*Dataset content:*
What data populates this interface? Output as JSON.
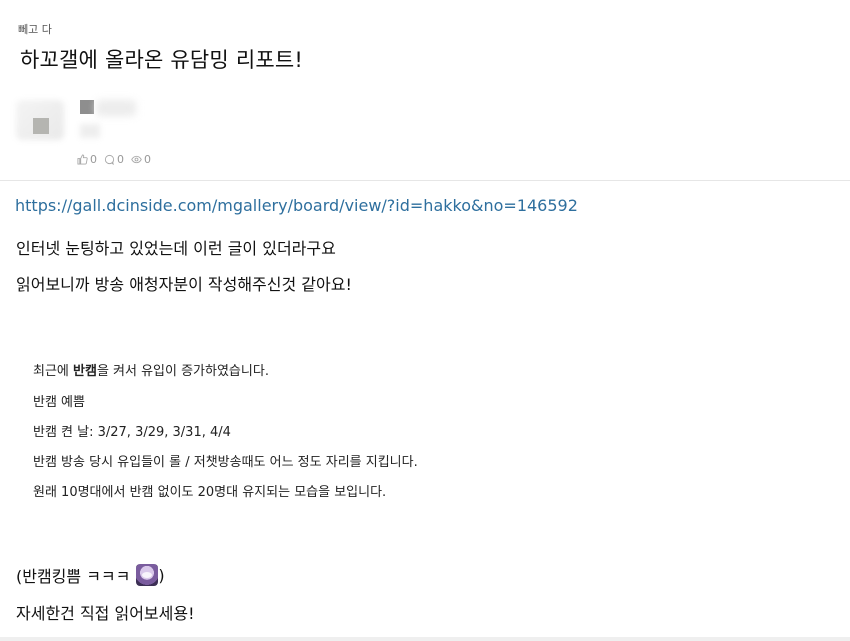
{
  "post": {
    "category": "뻬고 다",
    "title": "하꼬갤에 올라온 유담밍 리포트!",
    "stats": {
      "likes": "0",
      "comments": "0",
      "views": "0"
    }
  },
  "body": {
    "link": "https://gall.dcinside.com/mgallery/board/view/?id=hakko&no=146592",
    "p1": "인터넷 눈팅하고 있었는데 이런 글이 있더라구요",
    "p2": "읽어보니까 방송 애청자분이 작성해주신것 같아요!",
    "quote": {
      "l1_pre": "최근에 ",
      "l1_bold": "반캠",
      "l1_post": "을 켜서 유입이 증가하였습니다.",
      "l2": "반캠 예쁨",
      "l3": "반캠 켠 날: 3/27, 3/29, 3/31, 4/4",
      "l4": "반캠 방송 당시 유입들이 롤 / 저챗방송때도 어느 정도 자리를 지킵니다.",
      "l5": "원래 10명대에서 반캠 없이도 20명대 유지되는 모습을 보입니다."
    },
    "p3_pre": "(반캠킹쁨 ㅋㅋㅋ",
    "p3_post": ")",
    "p4": "자세한건 직접 읽어보세용!"
  }
}
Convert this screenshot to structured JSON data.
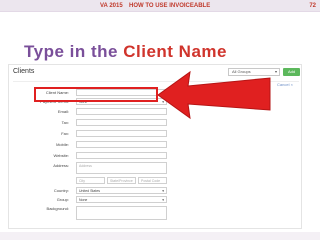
{
  "header": {
    "left": "VA 2015",
    "middle": "HOW TO USE INVOICEABLE",
    "page_number": "72"
  },
  "slide_title": {
    "part1": "Type in the",
    "part2": "Client Name"
  },
  "app": {
    "page_title": "Clients",
    "group_select": {
      "value": "All Groups",
      "caret": "▾"
    },
    "add_client_label": "Add Client",
    "cancel_label": "Cancel ×"
  },
  "form": {
    "client_name_label": "Client Name:",
    "client_name_value": "",
    "payment_terms_label": "Payment Terms:",
    "payment_terms_value": "None",
    "email_label": "Email:",
    "tax_label": "Tax:",
    "fax_label": "Fax:",
    "mobile_label": "Mobile:",
    "website_label": "Website:",
    "address_label": "Address:",
    "address_placeholder": "Address",
    "city_placeholder": "City",
    "state_placeholder": "State/Province",
    "postal_placeholder": "Postal Code",
    "country_label": "Country:",
    "country_value": "United States",
    "group_label": "Group:",
    "group_value": "None",
    "background_label": "Background:"
  },
  "colors": {
    "title_purple": "#7a4f9a",
    "title_red": "#d0342c",
    "highlight_red": "#e02020",
    "button_green": "#5cb85c"
  }
}
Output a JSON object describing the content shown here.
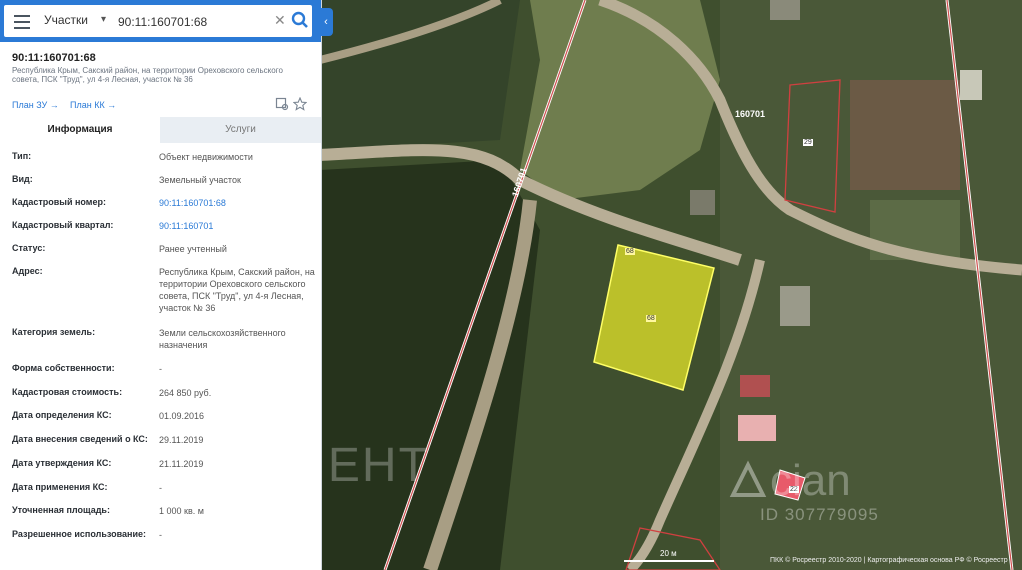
{
  "search": {
    "type": "Участки",
    "value": "90:11:160701:68"
  },
  "object": {
    "title": "90:11:160701:68",
    "address": "Республика Крым, Сакский район, на территории Ореховского сельского совета, ПСК \"Труд\", ул 4-я Лесная, участок № 36",
    "links": [
      "План ЗУ →",
      "План КК →"
    ]
  },
  "tabs": [
    "Информация",
    "Услуги"
  ],
  "rows": [
    {
      "label": "Тип:",
      "value": "Объект недвижимости"
    },
    {
      "label": "Вид:",
      "value": "Земельный участок"
    },
    {
      "label": "Кадастровый номер:",
      "value": "90:11:160701:68"
    },
    {
      "label": "Кадастровый квартал:",
      "value": "90:11:160701"
    },
    {
      "label": "Статус:",
      "value": "Ранее учтенный"
    },
    {
      "label": "Адрес:",
      "value": "Республика Крым, Сакский район, на территории Ореховского сельского совета, ПСК \"Труд\", ул 4-я Лесная, участок № 36"
    },
    {
      "label": "Категория земель:",
      "value": "Земли сельскохозяйственного назначения"
    },
    {
      "label": "Форма собственности:",
      "value": "-"
    },
    {
      "label": "Кадастровая стоимость:",
      "value": "264 850 руб."
    },
    {
      "label": "Дата определения КС:",
      "value": "01.09.2016"
    },
    {
      "label": "Дата внесения сведений о КС:",
      "value": "29.11.2019"
    },
    {
      "label": "Дата утверждения КС:",
      "value": "21.11.2019"
    },
    {
      "label": "Дата применения КС:",
      "value": "-"
    },
    {
      "label": "Уточненная площадь:",
      "value": "1 000 кв. м"
    },
    {
      "label": "Разрешенное использование:",
      "value": "-"
    }
  ],
  "map": {
    "quarter_labels": [
      "160701",
      "160701"
    ],
    "plot_labels": [
      "68",
      "68",
      "29",
      "22"
    ],
    "scale": "20 м",
    "copyright": "ПКК © Росреестр 2010-2020 | Картографическая основа РФ © Росреестр",
    "watermark_text": "КОНТИНЕНТ",
    "watermark_brand": "cian",
    "watermark_id": "ID 307779095",
    "accent_color": "#2b7ad6",
    "plot_fill_color": "#e6e629"
  }
}
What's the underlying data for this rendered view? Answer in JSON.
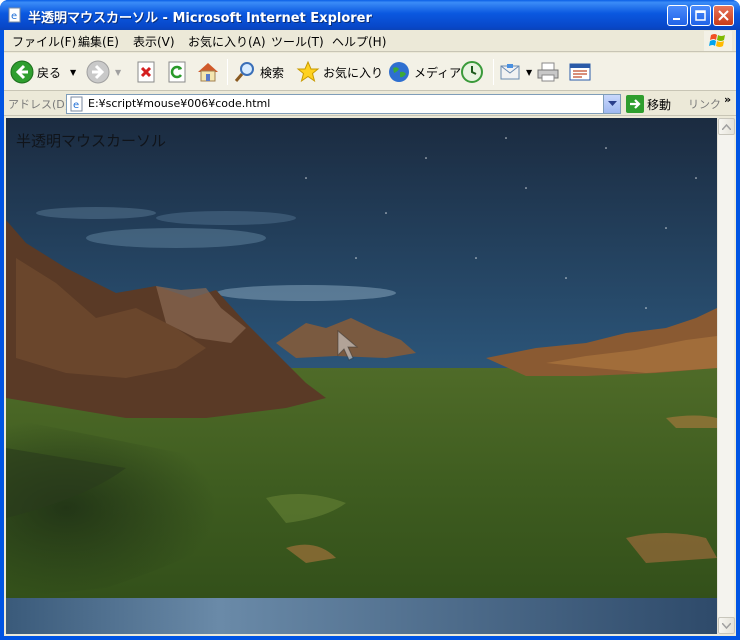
{
  "window": {
    "title": "半透明マウスカーソル - Microsoft Internet Explorer",
    "controls": [
      "minimize",
      "maximize",
      "close"
    ]
  },
  "menu": {
    "items": [
      "ファイル(F)",
      "編集(E)",
      "表示(V)",
      "お気に入り(A)",
      "ツール(T)",
      "ヘルプ(H)"
    ]
  },
  "toolbar": {
    "back_label": "戻る",
    "search_label": "検索",
    "favorites_label": "お気に入り",
    "media_label": "メディア"
  },
  "address": {
    "label": "アドレス(D)",
    "url": "E:¥script¥mouse¥006¥code.html",
    "go_label": "移動",
    "links_label": "リンク",
    "links_chevron": "»"
  },
  "page": {
    "heading": "半透明マウスカーソル"
  },
  "colors": {
    "title_blue": "#0a58e0",
    "chrome": "#ece9d8",
    "sky_top": "#1c2c40",
    "grass": "#3d5a1f"
  }
}
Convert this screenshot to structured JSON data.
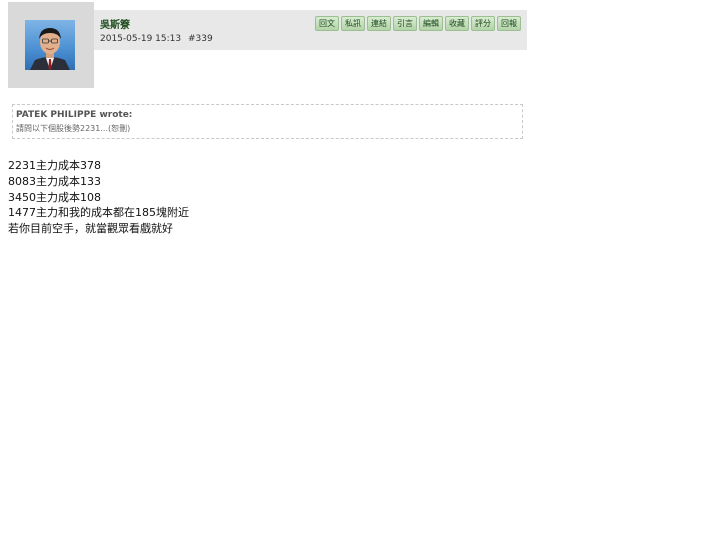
{
  "post": {
    "author": "吳斯簝",
    "date": "2015-05-19 15:13",
    "number": "#339",
    "actions": [
      "回文",
      "私訊",
      "連結",
      "引言",
      "編輯",
      "收藏",
      "評分",
      "回報"
    ],
    "quote": {
      "author": "PATEK PHILIPPE wrote:",
      "text": "請問以下個股後勢2231...(恕刪)"
    },
    "body_lines": [
      "2231主力成本378",
      "8083主力成本133",
      "3450主力成本108",
      "1477主力和我的成本都在185塊附近",
      "若你目前空手，就當觀眾看戲就好"
    ]
  },
  "colors": {
    "header_bg": "#e8e8e8",
    "avatar_frame": "#d9d9d9",
    "author_green": "#1f4d1f",
    "button_green": "#b3d3a8"
  }
}
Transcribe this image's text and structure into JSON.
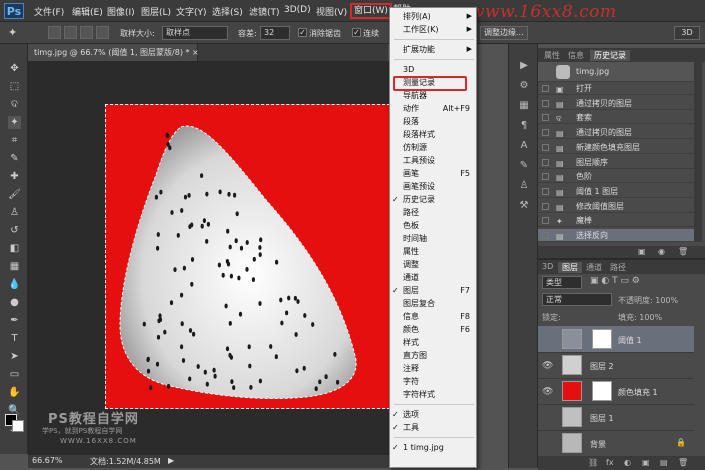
{
  "app": {
    "logo": "Ps"
  },
  "menubar": {
    "items": [
      "文件(F)",
      "编辑(E)",
      "图像(I)",
      "图层(L)",
      "文字(Y)",
      "选择(S)",
      "滤镜(T)",
      "3D(D)",
      "视图(V)",
      "窗口(W)",
      "帮助"
    ],
    "watermark": "www.16xx8.com"
  },
  "options": {
    "sample_size_label": "取样大小:",
    "sample_size_value": "取样点",
    "tolerance_label": "容差:",
    "tolerance_value": "32",
    "antialias_label": "消除锯齿",
    "contiguous_label": "连续",
    "refine_edge": "调整边缘...",
    "btn_3d": "3D"
  },
  "document": {
    "tab_title": "timg.jpg @ 66.7% (阈值 1, 图层蒙版/8) *",
    "tab_close": "×",
    "zoom": "66.67%",
    "doc_info": "文档:1.52M/4.85M",
    "status_arrow": "▶"
  },
  "canvas_watermark": {
    "line1": "PS教程自学网",
    "line2": "学PS，就到PS教程自学网",
    "line3": "WWW.16XX8.COM"
  },
  "window_menu": {
    "items": [
      {
        "label": "排列(A)",
        "arrow": "▶"
      },
      {
        "label": "工作区(K)",
        "arrow": "▶"
      },
      {
        "sep": true
      },
      {
        "label": "扩展功能",
        "arrow": "▶"
      },
      {
        "sep": true
      },
      {
        "label": "3D"
      },
      {
        "label": "测量记录"
      },
      {
        "label": "导航器"
      },
      {
        "label": "动作",
        "shortcut": "Alt+F9"
      },
      {
        "label": "段落"
      },
      {
        "label": "段落样式"
      },
      {
        "label": "仿制源"
      },
      {
        "label": "工具预设"
      },
      {
        "label": "画笔",
        "shortcut": "F5"
      },
      {
        "label": "画笔预设"
      },
      {
        "label": "历史记录",
        "checked": "✓"
      },
      {
        "label": "路径"
      },
      {
        "label": "色板"
      },
      {
        "label": "时间轴"
      },
      {
        "label": "属性"
      },
      {
        "label": "调整"
      },
      {
        "label": "通道"
      },
      {
        "label": "图层",
        "shortcut": "F7",
        "checked": "✓"
      },
      {
        "label": "图层复合"
      },
      {
        "label": "信息",
        "shortcut": "F8"
      },
      {
        "label": "颜色",
        "shortcut": "F6"
      },
      {
        "label": "样式"
      },
      {
        "label": "直方图"
      },
      {
        "label": "注释"
      },
      {
        "label": "字符"
      },
      {
        "label": "字符样式"
      },
      {
        "sep": true
      },
      {
        "label": "选项",
        "checked": "✓"
      },
      {
        "label": "工具",
        "checked": "✓"
      },
      {
        "sep": true
      },
      {
        "label": "1 timg.jpg",
        "checked": "✓"
      }
    ]
  },
  "history_panel": {
    "tabs": [
      "属性",
      "信息",
      "历史记录"
    ],
    "snapshot": "timg.jpg",
    "items": [
      "打开",
      "通过拷贝的图层",
      "套索",
      "通过拷贝的图层",
      "新建颜色填充图层",
      "图层顺序",
      "色阶",
      "阈值 1 图层",
      "修改阈值图层",
      "魔棒",
      "选择反向"
    ],
    "footer_icons": [
      "▣",
      "◉",
      "🗑"
    ]
  },
  "layers_panel": {
    "tabs": [
      "3D",
      "图层",
      "通道",
      "路径"
    ],
    "kind": "类型",
    "blend": "正常",
    "opacity": "不透明度: 100%",
    "lock": "锁定:",
    "fill": "填充: 100%",
    "layers": [
      {
        "name": "阈值 1",
        "selected": true,
        "eye": "",
        "thumb_color": "#8a8f9c"
      },
      {
        "name": "图层 2",
        "eye": "👁",
        "thumb_color": "#d0d0d0"
      },
      {
        "name": "颜色填充 1",
        "eye": "👁",
        "thumb_color": "#e60f0f"
      },
      {
        "name": "图层 1",
        "eye": "",
        "thumb_color": "#c0c0c0"
      },
      {
        "name": "背景",
        "eye": "",
        "thumb_color": "#b8b8b8"
      }
    ],
    "footer_icons": [
      "⛓",
      "fx",
      "◐",
      "▣",
      "▤",
      "🗑"
    ]
  },
  "colors": {
    "canvas_red": "#e60f0f",
    "highlight": "#d52a2a"
  }
}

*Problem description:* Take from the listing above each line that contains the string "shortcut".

*Reply to the task:*
        "shortcut": "Alt+F9"
        "shortcut": "F5"
        "shortcut": "F7",
        "shortcut": "F8"
        "shortcut": "F6"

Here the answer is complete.